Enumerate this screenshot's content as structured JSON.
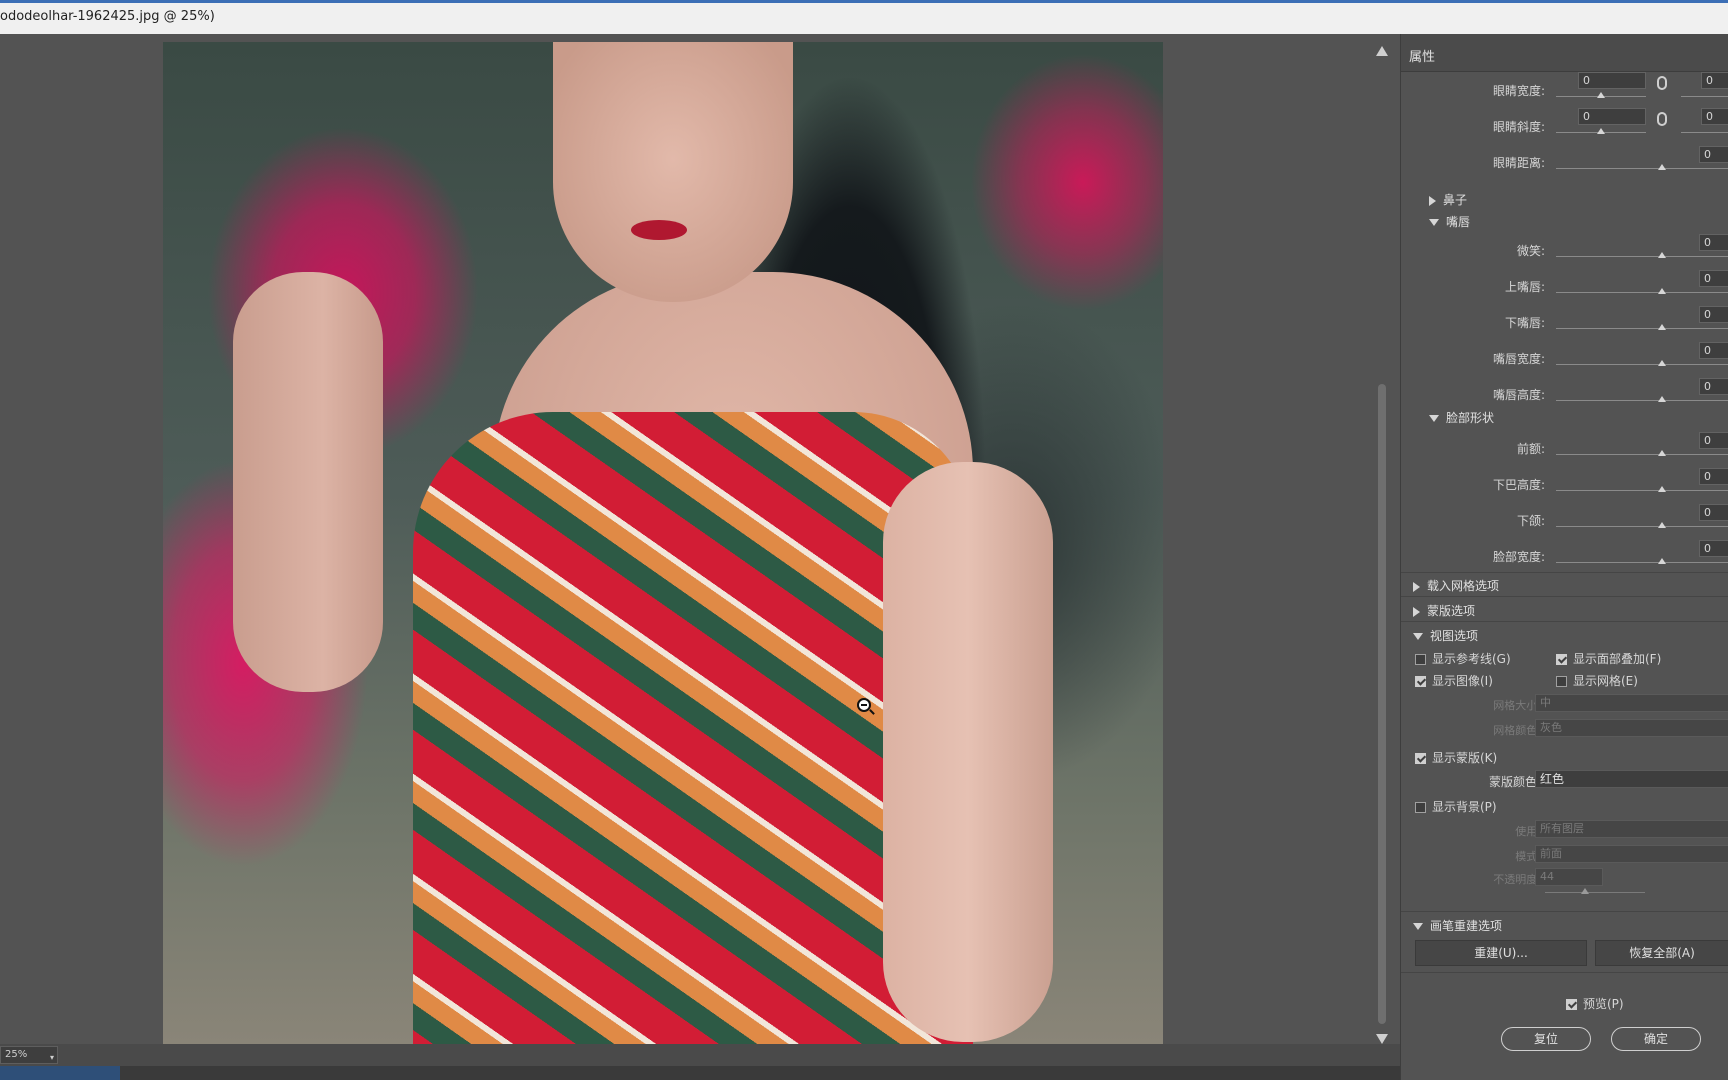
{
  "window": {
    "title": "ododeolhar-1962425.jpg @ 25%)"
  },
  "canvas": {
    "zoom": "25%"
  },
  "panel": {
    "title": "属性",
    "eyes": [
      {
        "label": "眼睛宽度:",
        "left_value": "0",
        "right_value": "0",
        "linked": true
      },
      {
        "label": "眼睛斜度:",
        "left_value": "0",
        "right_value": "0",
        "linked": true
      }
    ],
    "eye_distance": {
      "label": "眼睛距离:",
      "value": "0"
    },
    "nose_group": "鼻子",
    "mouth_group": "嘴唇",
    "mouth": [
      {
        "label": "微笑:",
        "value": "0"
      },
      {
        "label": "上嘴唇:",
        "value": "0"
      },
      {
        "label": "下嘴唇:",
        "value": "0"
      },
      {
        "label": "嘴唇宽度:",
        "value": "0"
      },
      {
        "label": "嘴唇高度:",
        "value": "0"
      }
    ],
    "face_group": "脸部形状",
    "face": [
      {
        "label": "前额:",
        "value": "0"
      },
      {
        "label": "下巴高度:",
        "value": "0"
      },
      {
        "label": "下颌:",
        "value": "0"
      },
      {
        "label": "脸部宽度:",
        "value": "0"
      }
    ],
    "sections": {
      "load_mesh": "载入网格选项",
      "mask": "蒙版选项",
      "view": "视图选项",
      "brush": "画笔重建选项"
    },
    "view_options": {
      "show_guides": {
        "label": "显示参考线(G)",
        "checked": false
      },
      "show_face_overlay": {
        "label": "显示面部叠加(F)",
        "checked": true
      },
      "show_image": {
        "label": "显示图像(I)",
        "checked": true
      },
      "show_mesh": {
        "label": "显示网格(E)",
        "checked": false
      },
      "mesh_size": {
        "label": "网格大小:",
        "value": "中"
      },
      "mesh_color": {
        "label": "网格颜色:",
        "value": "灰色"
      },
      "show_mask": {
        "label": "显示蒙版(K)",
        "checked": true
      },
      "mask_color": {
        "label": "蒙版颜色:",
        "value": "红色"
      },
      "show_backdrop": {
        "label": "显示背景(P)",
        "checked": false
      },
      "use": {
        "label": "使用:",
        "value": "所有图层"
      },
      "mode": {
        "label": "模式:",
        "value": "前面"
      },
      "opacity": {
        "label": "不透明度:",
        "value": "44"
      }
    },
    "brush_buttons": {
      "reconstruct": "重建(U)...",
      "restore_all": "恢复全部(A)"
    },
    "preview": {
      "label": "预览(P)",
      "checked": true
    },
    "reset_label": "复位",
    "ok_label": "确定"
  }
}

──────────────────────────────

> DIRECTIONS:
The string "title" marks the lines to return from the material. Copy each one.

> EXPECTED ANSWER:
    "title": "ododeolhar-1962425.jpg @ 25%)"
    "title": "属性",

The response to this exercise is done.